Samantha Goldring - originally from Essex but now living at Tynan Drive in Newtownabbey - has admitted striking the other woman with the hammer, but claimed she only did so to stop an assault on her.
The 37-year old denies three offences including causing the other woman grievous bodily harm with intent and possessing an offensive weapon with intent.
The charges follow an incident in the Woodvale area of Belfast last April, when a local woman lost the sight in her left eye after she was hit in the face several times with a hammer.
The injured woman told the court she went to Goldring's then home at Enfield Drive at around 5pm on April 8 last year looking for her boyfriend. She said she asked Goldring if her partner was there but Goldring said no and closed the door.
The injured woman said she left, but returned to the same house around 10pm. She said that after smashing Goldring's window, Goldring "came flying out like a psycho" and struck her several times with a hammer.
As the trial entered its second day at Belfast Crown Court, Goldring gave her version of events.
Telling the jury that going out onto the street when her window was smashed was "the worst decision I ever made", Goldring repeated what she told police after her arrest - that she struck the other women with the hammer in self-defence to stop an attack on her.
Flatly denying she and the male at her home were romantically involved, Goldring said that on the day in question she finished work at 3pm, went home and had a shower. When the man called, they had a few drinks and lines of cocaine together.
Asked about the first incident at 5pm, Goldring told the jury she didn't know the woman at her door.
Saying she was alerted to "aggressive thumping" on her front door and window, Goldring said at this point the man "started to get fidgety and panicky".
She told the court: "He said, 'I'm going to go upstairs and hide. If it's someone for me, tell them I'm not here'.
"He told me it could be someone looking for money."
Goldring said when she opened the door, she saw a women she didn't know who asked for the man.
From the witness box, she told the jury: "I said, 'He isn't here, I'm sorry honey'.
"Then she turned psycho and was trying to get in to my house."
Goldring said the other woman tried to push the door open and gain entry, that "it was like a rhinoceros pushing the door", and that when the other woman left, her male friend said he didn't know the caller.
Questioned about the second incident later that evening, Goldring said the male left to get more cocaine, and that while he was away she noticed the skirting in her hallway was "slightly off".
Deciding to "pop it back in", Goldring said she got a hammer and was "just tapping it back in" when the man returned.
She said: "He rapped the door, then he squeezed past me in the hallway. I went back down to finish off what I was doing, then something smashed through the living room window.
"I noticed glass all over the settee and glass over my dog. I didn't know what it was. Human reaction is to open the door and have a look, but that was the worst decision I ever made."
Whilst the woman who lost an eye in the incident claimed Goldring came at her with a hammer, Goldring said it was she who was attacked first.
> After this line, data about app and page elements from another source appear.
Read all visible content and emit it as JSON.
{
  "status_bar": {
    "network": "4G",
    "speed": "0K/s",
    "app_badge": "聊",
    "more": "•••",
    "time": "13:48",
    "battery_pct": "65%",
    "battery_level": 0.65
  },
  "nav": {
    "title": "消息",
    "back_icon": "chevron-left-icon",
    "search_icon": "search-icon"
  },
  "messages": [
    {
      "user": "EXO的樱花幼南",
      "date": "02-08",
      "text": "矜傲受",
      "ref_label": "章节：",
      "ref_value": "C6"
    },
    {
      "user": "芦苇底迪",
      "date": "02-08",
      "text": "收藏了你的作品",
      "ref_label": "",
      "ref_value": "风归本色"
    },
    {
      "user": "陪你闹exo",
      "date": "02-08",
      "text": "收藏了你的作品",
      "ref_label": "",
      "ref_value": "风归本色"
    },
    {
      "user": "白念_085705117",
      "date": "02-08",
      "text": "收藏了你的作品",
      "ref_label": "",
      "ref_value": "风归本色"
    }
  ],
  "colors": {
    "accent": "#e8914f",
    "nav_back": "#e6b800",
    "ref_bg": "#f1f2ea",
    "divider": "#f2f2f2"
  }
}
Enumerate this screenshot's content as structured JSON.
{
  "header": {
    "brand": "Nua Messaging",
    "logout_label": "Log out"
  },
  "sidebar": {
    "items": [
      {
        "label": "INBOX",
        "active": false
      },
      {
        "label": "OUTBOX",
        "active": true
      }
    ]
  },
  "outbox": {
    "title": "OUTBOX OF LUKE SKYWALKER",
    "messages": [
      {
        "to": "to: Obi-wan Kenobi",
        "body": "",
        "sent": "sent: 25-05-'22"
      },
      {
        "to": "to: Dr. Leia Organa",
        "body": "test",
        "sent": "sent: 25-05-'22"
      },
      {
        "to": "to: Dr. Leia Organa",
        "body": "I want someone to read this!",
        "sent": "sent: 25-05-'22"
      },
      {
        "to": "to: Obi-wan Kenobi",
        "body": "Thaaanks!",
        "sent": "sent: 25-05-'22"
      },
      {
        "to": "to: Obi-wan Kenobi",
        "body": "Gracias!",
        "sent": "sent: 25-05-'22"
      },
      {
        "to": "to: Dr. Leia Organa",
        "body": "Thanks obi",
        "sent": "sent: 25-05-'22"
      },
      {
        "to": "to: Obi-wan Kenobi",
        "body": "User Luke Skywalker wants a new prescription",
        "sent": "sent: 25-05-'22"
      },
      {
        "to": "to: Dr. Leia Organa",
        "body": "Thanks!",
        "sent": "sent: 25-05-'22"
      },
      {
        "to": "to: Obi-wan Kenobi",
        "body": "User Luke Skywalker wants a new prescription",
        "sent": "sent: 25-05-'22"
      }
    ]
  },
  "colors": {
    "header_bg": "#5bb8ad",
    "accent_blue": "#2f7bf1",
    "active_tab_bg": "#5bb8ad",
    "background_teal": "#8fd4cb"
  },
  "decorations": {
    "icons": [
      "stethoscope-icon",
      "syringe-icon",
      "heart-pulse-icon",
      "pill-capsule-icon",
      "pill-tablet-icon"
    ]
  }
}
Goldring said she walked into the street, saw the same woman who had been at her door earlier and shouted down the street: "Did you just smash my f****** window? What's your problem? Why are you doing this to me?"
She also claimed that as she walked towards her, the other woman came at her "like a Tasmanian Devil ... she wasn't normal."
Goldring claimed she was hit on the head with a white object, was punched around the head, was bitten on the hand and arm and was scrabbed on the face.
Telling the court she was subjected to a "frenzied attack", Goldring said: "She carried on beating me. My fingers ended up in her mouth and she bit down on them and she wouldn't let go. She was trying to bite my fingers off so I hit her with the hammer."
Goldring admitted striking several blows, and said the incident came to an end when the man came out of her house and split them apart. Goldring was arrested that night, and whilst in custody she was taken to hospital for medical treatment, which included a tetanus shot.
The jury heard that during police interviews, Goldring apologised, told police it was never her intention to harm anyone and said: "I wish I hadn't done that to her. I wish I could swap places with her. I'm sorry."